*WORK ITEM*: No pictures go into the copy. Write out every line below exactly.

************

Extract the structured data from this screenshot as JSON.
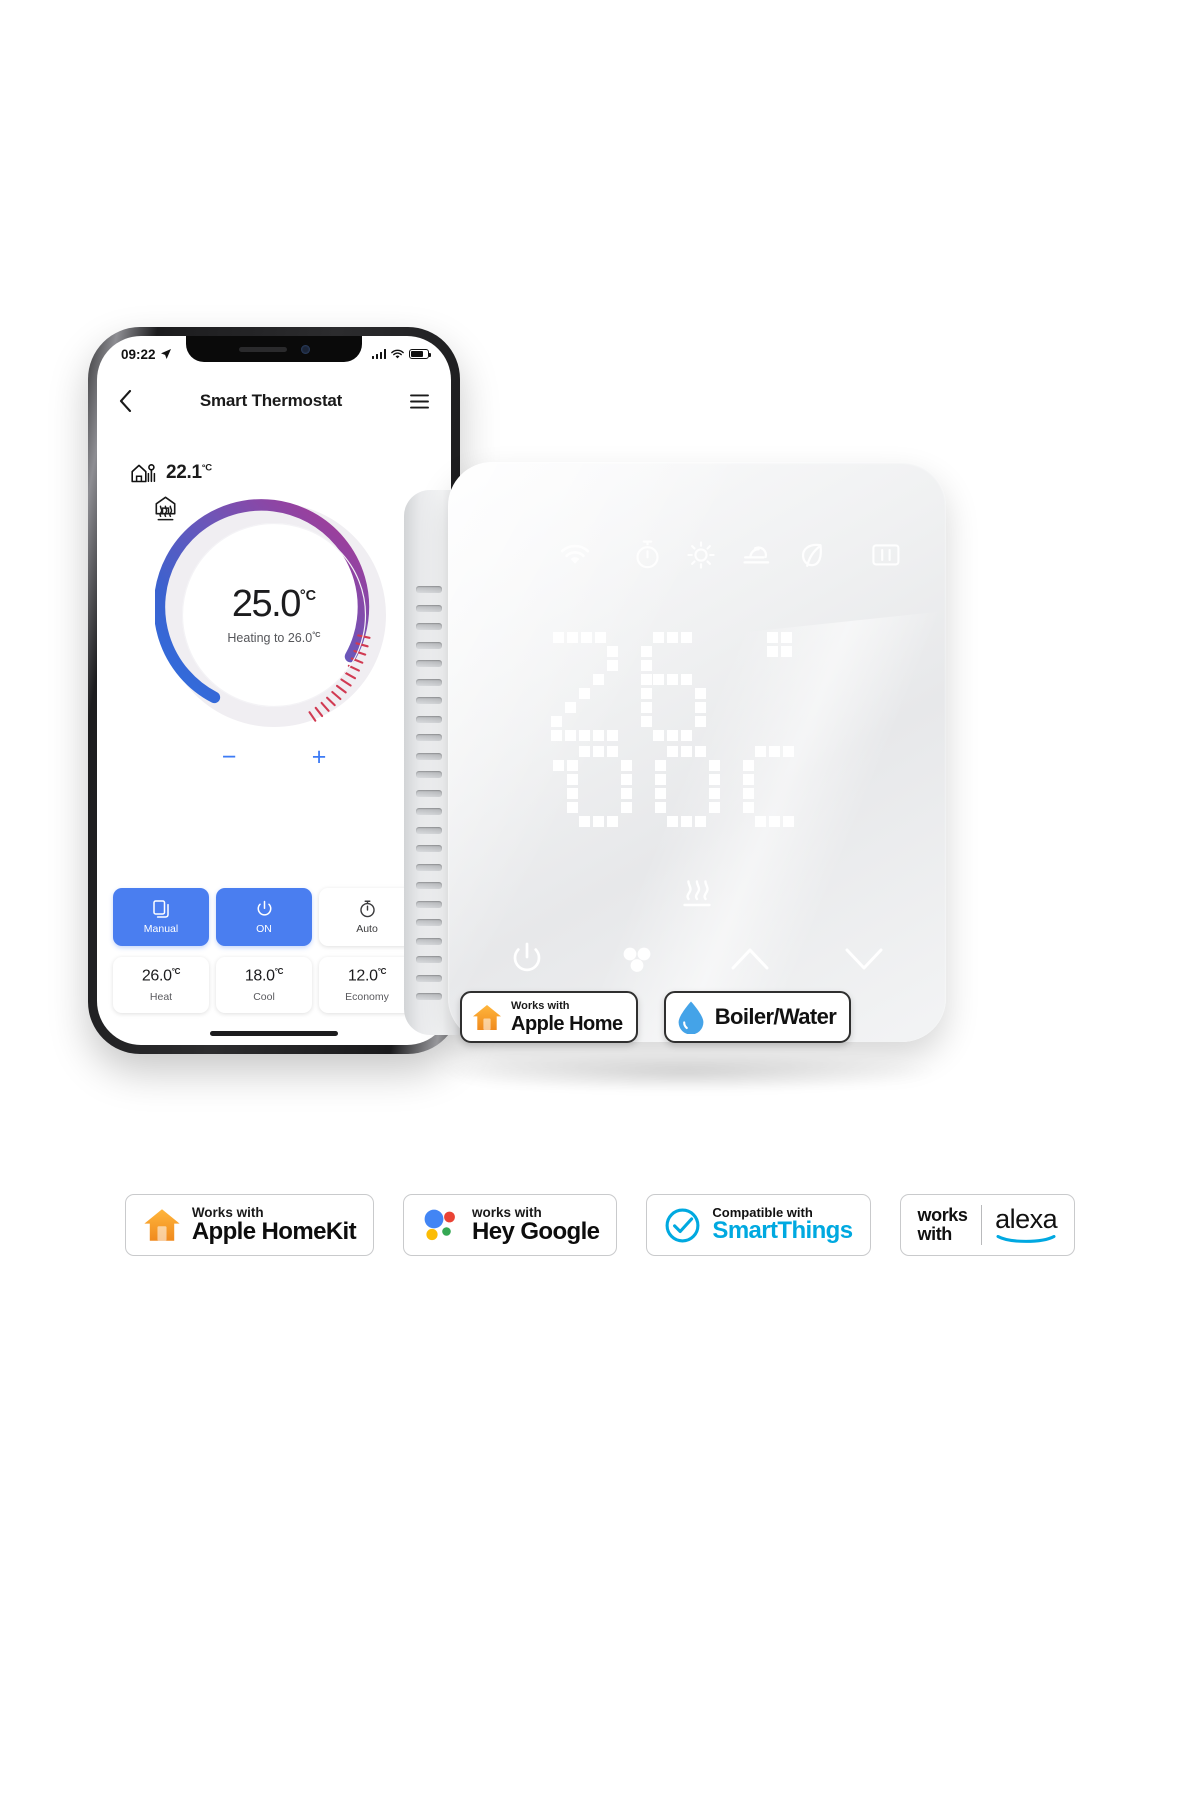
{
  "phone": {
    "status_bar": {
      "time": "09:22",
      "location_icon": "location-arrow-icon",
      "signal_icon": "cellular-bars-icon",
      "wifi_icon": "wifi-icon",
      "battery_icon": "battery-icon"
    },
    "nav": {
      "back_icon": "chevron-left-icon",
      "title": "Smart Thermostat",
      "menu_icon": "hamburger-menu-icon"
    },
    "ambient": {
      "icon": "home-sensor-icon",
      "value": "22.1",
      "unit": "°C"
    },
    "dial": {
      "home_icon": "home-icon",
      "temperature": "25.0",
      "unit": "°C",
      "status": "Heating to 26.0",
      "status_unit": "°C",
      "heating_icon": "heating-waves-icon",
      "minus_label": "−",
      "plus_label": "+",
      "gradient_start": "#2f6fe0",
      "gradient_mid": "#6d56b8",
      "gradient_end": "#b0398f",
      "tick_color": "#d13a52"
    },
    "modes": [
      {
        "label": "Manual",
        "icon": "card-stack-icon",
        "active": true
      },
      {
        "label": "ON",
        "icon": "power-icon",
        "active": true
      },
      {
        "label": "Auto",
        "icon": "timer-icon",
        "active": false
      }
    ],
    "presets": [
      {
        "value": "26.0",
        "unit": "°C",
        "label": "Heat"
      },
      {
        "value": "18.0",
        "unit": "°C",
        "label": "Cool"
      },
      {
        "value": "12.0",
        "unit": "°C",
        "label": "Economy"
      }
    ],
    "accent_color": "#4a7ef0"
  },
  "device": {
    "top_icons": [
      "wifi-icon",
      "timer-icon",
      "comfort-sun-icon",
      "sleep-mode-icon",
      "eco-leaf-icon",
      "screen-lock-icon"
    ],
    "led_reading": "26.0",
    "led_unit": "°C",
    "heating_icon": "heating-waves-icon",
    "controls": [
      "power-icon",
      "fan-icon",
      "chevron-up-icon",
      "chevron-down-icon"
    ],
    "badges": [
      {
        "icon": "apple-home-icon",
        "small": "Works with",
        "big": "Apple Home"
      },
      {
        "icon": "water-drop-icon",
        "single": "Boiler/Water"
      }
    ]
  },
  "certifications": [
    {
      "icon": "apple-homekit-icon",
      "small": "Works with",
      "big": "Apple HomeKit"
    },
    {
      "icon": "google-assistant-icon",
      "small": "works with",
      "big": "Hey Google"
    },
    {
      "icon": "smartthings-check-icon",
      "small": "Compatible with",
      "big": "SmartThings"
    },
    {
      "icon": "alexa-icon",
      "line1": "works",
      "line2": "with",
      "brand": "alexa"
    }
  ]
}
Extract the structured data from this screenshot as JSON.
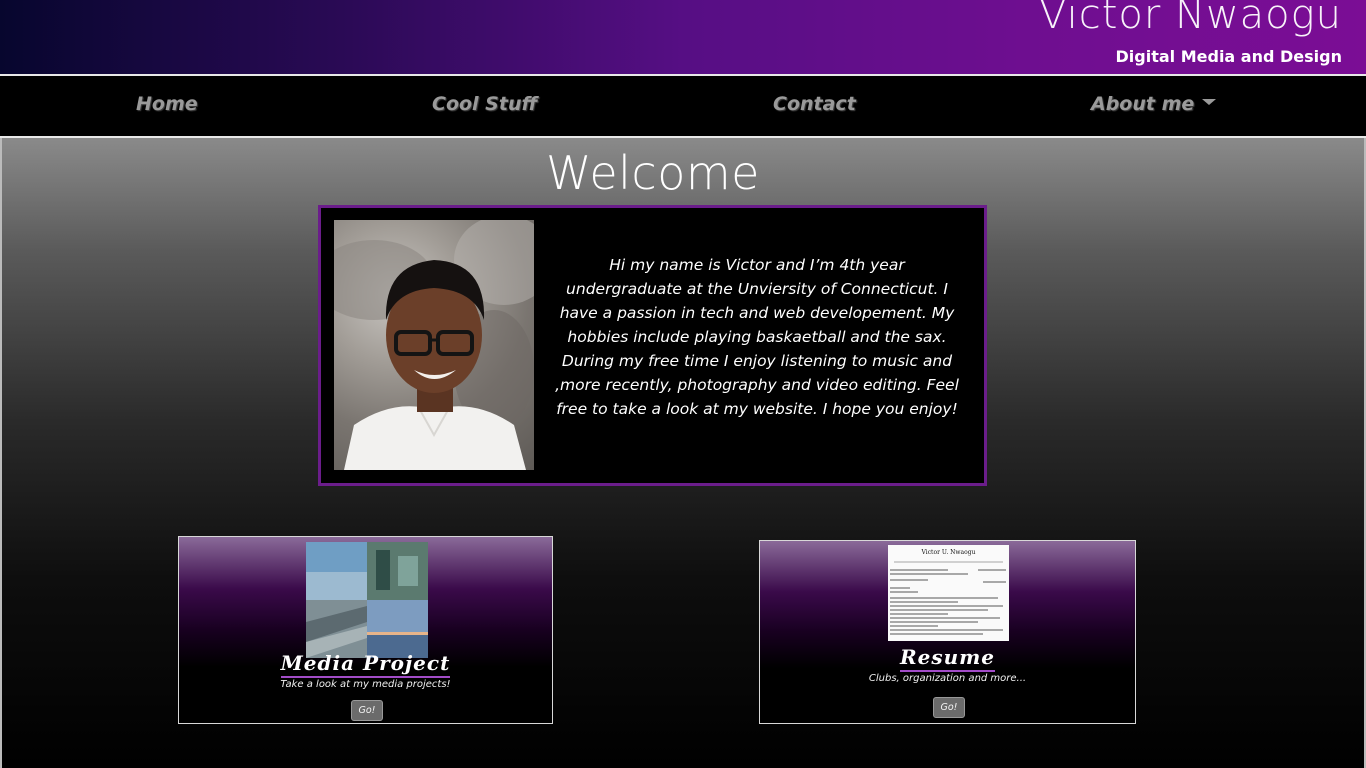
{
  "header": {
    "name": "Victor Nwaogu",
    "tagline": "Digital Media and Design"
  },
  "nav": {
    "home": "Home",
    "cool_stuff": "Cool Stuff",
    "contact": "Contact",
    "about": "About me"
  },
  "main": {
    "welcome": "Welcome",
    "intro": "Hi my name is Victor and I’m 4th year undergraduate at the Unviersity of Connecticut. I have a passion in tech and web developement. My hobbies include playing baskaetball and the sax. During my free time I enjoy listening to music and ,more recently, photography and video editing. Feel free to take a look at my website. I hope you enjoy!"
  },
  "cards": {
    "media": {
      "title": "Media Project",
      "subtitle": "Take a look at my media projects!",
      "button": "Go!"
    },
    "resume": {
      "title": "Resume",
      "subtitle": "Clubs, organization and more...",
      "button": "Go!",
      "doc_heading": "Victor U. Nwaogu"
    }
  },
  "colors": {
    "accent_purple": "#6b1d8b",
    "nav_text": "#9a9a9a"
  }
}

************

*EXERCISE OUTPUT*:
Extract the structured data from this screenshot as JSON.
{
  "phone": {
    "status_bar": {
      "time": "09:22",
      "location_icon": "location-arrow-icon",
      "signal_icon": "cellular-bars-icon",
      "wifi_icon": "wifi-icon",
      "battery_icon": "battery-icon"
    },
    "nav": {
      "back_icon": "chevron-left-icon",
      "title": "Smart Thermostat",
      "menu_icon": "hamburger-menu-icon"
    },
    "ambient": {
      "icon": "home-sensor-icon",
      "value": "22.1",
      "unit": "°C"
    },
    "dial": {
      "home_icon": "home-icon",
      "temperature": "25.0",
      "unit": "°C",
      "status": "Heating to 26.0",
      "status_unit": "°C",
      "heating_icon": "heating-waves-icon",
      "minus_label": "−",
      "plus_label": "+",
      "gradient_start": "#2f6fe0",
      "gradient_mid": "#6d56b8",
      "gradient_end": "#b0398f",
      "tick_color": "#d13a52"
    },
    "modes": [
      {
        "label": "Manual",
        "icon": "card-stack-icon",
        "active": true
      },
      {
        "label": "ON",
        "icon": "power-icon",
        "active": true
      },
      {
        "label": "Auto",
        "icon": "timer-icon",
        "active": false
      }
    ],
    "presets": [
      {
        "value": "26.0",
        "unit": "°C",
        "label": "Heat"
      },
      {
        "value": "18.0",
        "unit": "°C",
        "label": "Cool"
      },
      {
        "value": "12.0",
        "unit": "°C",
        "label": "Economy"
      }
    ],
    "accent_color": "#4a7ef0"
  },
  "device": {
    "top_icons": [
      "wifi-icon",
      "timer-icon",
      "comfort-sun-icon",
      "sleep-mode-icon",
      "eco-leaf-icon",
      "screen-lock-icon"
    ],
    "led_reading": "26.0",
    "led_unit": "°C",
    "heating_icon": "heating-waves-icon",
    "controls": [
      "power-icon",
      "fan-icon",
      "chevron-up-icon",
      "chevron-down-icon"
    ],
    "badges": [
      {
        "icon": "apple-home-icon",
        "small": "Works with",
        "big": "Apple Home"
      },
      {
        "icon": "water-drop-icon",
        "single": "Boiler/Water"
      }
    ]
  },
  "certifications": [
    {
      "icon": "apple-homekit-icon",
      "small": "Works with",
      "big": "Apple HomeKit"
    },
    {
      "icon": "google-assistant-icon",
      "small": "works with",
      "big": "Hey Google"
    },
    {
      "icon": "smartthings-check-icon",
      "small": "Compatible with",
      "big": "SmartThings"
    },
    {
      "icon": "alexa-icon",
      "line1": "works",
      "line2": "with",
      "brand": "alexa"
    }
  ]
}
Extract the structured data from this screenshot as JSON.
{
  "header": {
    "name": "Victor Nwaogu",
    "tagline": "Digital Media and Design"
  },
  "nav": {
    "home": "Home",
    "cool_stuff": "Cool Stuff",
    "contact": "Contact",
    "about": "About me"
  },
  "main": {
    "welcome": "Welcome",
    "intro": "Hi my name is Victor and I’m 4th year undergraduate at the Unviersity of Connecticut. I have a passion in tech and web developement. My hobbies include playing baskaetball and the sax. During my free time I enjoy listening to music and ,more recently, photography and video editing. Feel free to take a look at my website. I hope you enjoy!"
  },
  "cards": {
    "media": {
      "title": "Media Project",
      "subtitle": "Take a look at my media projects!",
      "button": "Go!"
    },
    "resume": {
      "title": "Resume",
      "subtitle": "Clubs, organization and more...",
      "button": "Go!",
      "doc_heading": "Victor U. Nwaogu"
    }
  },
  "colors": {
    "accent_purple": "#6b1d8b",
    "nav_text": "#9a9a9a"
  }
}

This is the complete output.